ChatGPT is exciting, but Microsoft’s influence is cause for concern

Microsoft head quarters in France
(Image credit: HJBC / Shutterstock)

The Artificial Intelligence dream has landed in our everyday lives, and the ethical discussions around AI have ramped up as a consequence, especially concerning how much data these AI services are collecting from users. After all, where there is mass storage of possibly sensitive information, there are cybersecurity and privacy concerns. 

Microsoft’s Bing search engine, which is newly equipped with OpenAI’s ChatGPT, and is currently being rolled out, has brought its own set of concerns, as Microsoft hasn’t had the best track record when it comes to respecting its customers’ privacy.

Microsoft has occasionally been challenged about its management and access to user data, although notably less so than its contemporaries like Apple, Google, and Facebook, even though it deals in a great deal of user information - including when it sells targeted ads. 

It’s been targeted by certain government regulatory bodies and organizations, such as when France demanded that Microsoft ceases tracking users through Windows 10, and the company responded with a set of comprehensive measures. 

Jennifer King, director of consumer privacy at the Center for Internet and Society Stanford Law School, speculated that this is partly due to Microsoft’s longstanding position both in its respective market and long-time relationships with governments afforded to it because of its legacy. It has more experience when dealing with regulators, so might have avoided the same level of scrutiny as its competitors.

An influx of data

Microsoft, as well as other companies, is now finding itself having to react to a mass influx of user chat data due to the popularity of chatbots like ChatGPT. According to the Telegraph, Microsoft has reviewers who analyze user submissions (opens in new tab) to limit harm and respond to potentially dangerous user inputs by combing through user conversation logs with the chatbot and stepping in to moderate “inappropriate behavior.” 

The company claims that it strips submissions of personal information, users' chat texts are only accessible to certain reviewers, and these efforts protect users even when their conversations with the chatbot are under review.

A Microsoft spokesperson elaborated that it employs both automated review efforts (as there is a great deal of data to comb through) and manual reviewers. It goes on to state that this is the standard for search engines, and is also included in Microsoft’s privacy statement. 

The spokesperson is at pains to reassure those concerned that Microsoft employs industry-standard user privacy measures such as “pseudonymization, encryption at rest, secured and approved data access management, and data retention procedures.” 

Additionally, the reviewers can only view user data on the basis of “a verified business need only, and not any third parties.” Microsoft has since updated its privacy statement to summarize and clarify the above - user information is being collected and human employees at Microsoft may be able to see it.
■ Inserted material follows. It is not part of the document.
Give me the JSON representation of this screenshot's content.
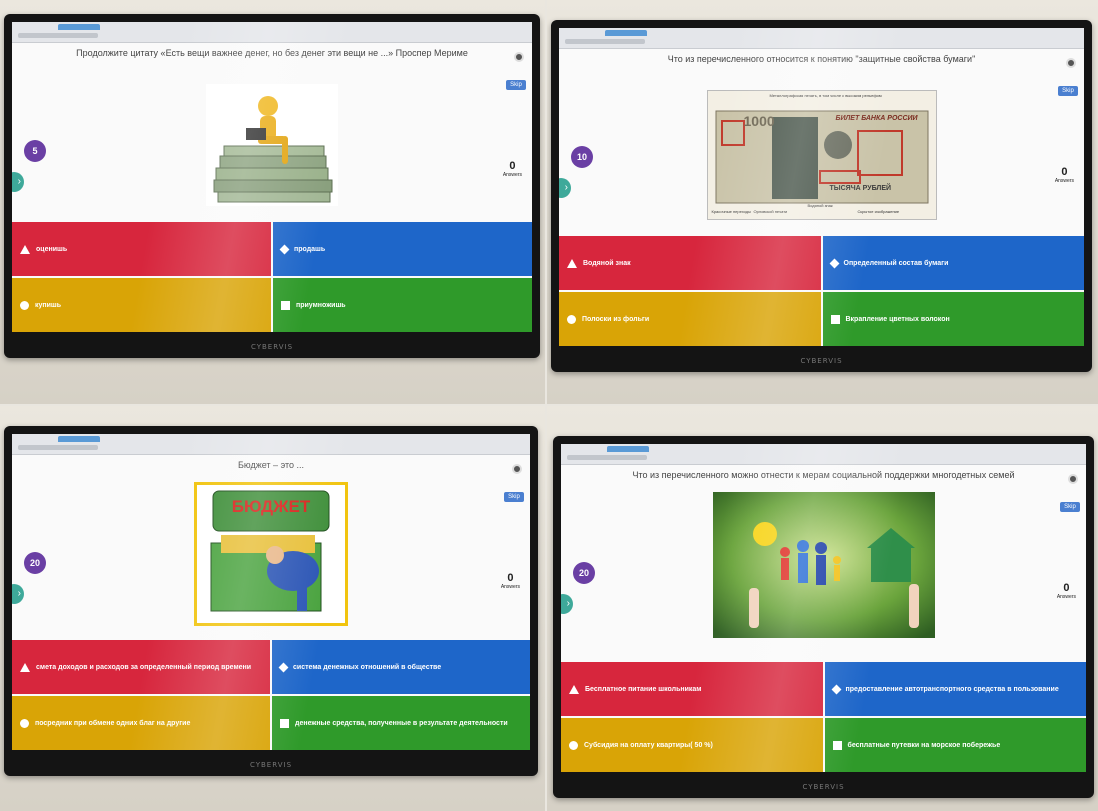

Under the spotlight

Microsoft isn’t the only company under scrutiny over how it collects and handles user data when it comes to AI chatbots. OpenAI, the company that created ChatGPT, also disclosed that it reviews user conversations. 

Recently, the company behind Snapchat announced that it was introducing a chatbot equipped with ChatGPT that will resemble its already-familiar messenger chat format. It has warned users not to submit personal sensitive information, possibly for similar reasons. 

These concerns are multiplied when considering the usage of ChatGPT and ChatGPT-equipped bots by those working at companies with their own sensitive and confidential information, many of which have warned employees not to submit confidential company information into these chatbots. Some companies, such as JP Morgan and Amazon (opens in new tab), have restricted or banned their use at work altogether. 

Personal user data has been, and continues to be, a key issue in tech in general. Misuse of data, or even malicious use of data, can have dire consequences both for individual people and for organizations. With every introduction of a new technology, these risks are increased – but so is the potential reward. 

Tech companies would do well to pay extra attention to make sure our personal data is as secure as possible - or lose the trust of their customers and potentially kill off their fledgling AI ambitions.

Freelance Computing Writer

Kristina is a UK-based Computing Writer, and is interested in all things computing, software, tech, mathematics and science. Previously, she has written articles about popular culture, economics, and miscellaneous other topics.


She has a personal interest in the history of mathematics, science, and technology; in particular, she closely follows AI and philosophically-motivated discussions.